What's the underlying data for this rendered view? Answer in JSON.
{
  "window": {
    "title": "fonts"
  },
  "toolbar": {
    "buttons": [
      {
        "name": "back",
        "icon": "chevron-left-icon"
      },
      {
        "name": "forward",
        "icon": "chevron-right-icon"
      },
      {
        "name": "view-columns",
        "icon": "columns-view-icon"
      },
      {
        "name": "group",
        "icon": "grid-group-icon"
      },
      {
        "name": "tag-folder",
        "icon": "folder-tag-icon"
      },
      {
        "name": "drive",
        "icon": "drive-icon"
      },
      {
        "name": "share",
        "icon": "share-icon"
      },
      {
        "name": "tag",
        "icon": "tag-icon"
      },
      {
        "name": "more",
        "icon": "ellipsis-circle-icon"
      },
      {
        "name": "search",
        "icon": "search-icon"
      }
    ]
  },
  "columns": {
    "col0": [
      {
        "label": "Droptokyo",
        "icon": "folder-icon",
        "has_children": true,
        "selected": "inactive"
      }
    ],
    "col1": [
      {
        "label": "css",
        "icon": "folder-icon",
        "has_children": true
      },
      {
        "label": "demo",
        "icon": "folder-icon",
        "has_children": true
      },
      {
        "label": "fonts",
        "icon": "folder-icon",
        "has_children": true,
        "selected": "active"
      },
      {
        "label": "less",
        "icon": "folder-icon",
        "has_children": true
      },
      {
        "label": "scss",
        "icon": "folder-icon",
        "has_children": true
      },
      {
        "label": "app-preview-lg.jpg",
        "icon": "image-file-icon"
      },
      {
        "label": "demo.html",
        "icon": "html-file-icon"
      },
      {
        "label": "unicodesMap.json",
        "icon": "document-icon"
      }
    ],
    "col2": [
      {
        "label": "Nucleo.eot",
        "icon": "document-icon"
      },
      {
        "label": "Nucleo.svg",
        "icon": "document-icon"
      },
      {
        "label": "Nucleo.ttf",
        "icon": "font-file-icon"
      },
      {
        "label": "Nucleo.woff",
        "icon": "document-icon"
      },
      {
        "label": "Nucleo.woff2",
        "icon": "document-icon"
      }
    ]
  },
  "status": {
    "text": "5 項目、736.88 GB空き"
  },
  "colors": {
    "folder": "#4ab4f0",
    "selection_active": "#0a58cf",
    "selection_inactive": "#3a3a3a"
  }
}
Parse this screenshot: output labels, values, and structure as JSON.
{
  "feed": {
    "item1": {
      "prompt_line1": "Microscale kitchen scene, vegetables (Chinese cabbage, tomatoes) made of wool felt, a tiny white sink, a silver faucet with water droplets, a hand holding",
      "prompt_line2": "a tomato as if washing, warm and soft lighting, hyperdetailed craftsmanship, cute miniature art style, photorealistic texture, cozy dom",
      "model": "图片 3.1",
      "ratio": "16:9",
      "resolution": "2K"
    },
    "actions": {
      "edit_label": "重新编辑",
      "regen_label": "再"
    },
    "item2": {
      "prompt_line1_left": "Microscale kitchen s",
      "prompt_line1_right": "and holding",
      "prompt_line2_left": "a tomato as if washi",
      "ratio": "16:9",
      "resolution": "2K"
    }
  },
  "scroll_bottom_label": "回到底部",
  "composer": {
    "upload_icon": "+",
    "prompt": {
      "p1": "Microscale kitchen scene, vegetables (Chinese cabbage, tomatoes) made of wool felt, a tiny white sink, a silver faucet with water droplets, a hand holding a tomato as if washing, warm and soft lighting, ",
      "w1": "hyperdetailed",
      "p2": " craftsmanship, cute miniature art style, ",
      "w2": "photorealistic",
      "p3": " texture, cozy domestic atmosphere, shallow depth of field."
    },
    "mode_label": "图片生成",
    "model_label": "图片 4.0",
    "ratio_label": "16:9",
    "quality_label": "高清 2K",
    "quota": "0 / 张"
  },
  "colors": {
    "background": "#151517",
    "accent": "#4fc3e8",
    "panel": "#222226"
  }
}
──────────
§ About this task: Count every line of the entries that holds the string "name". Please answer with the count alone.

§ Task solution: 10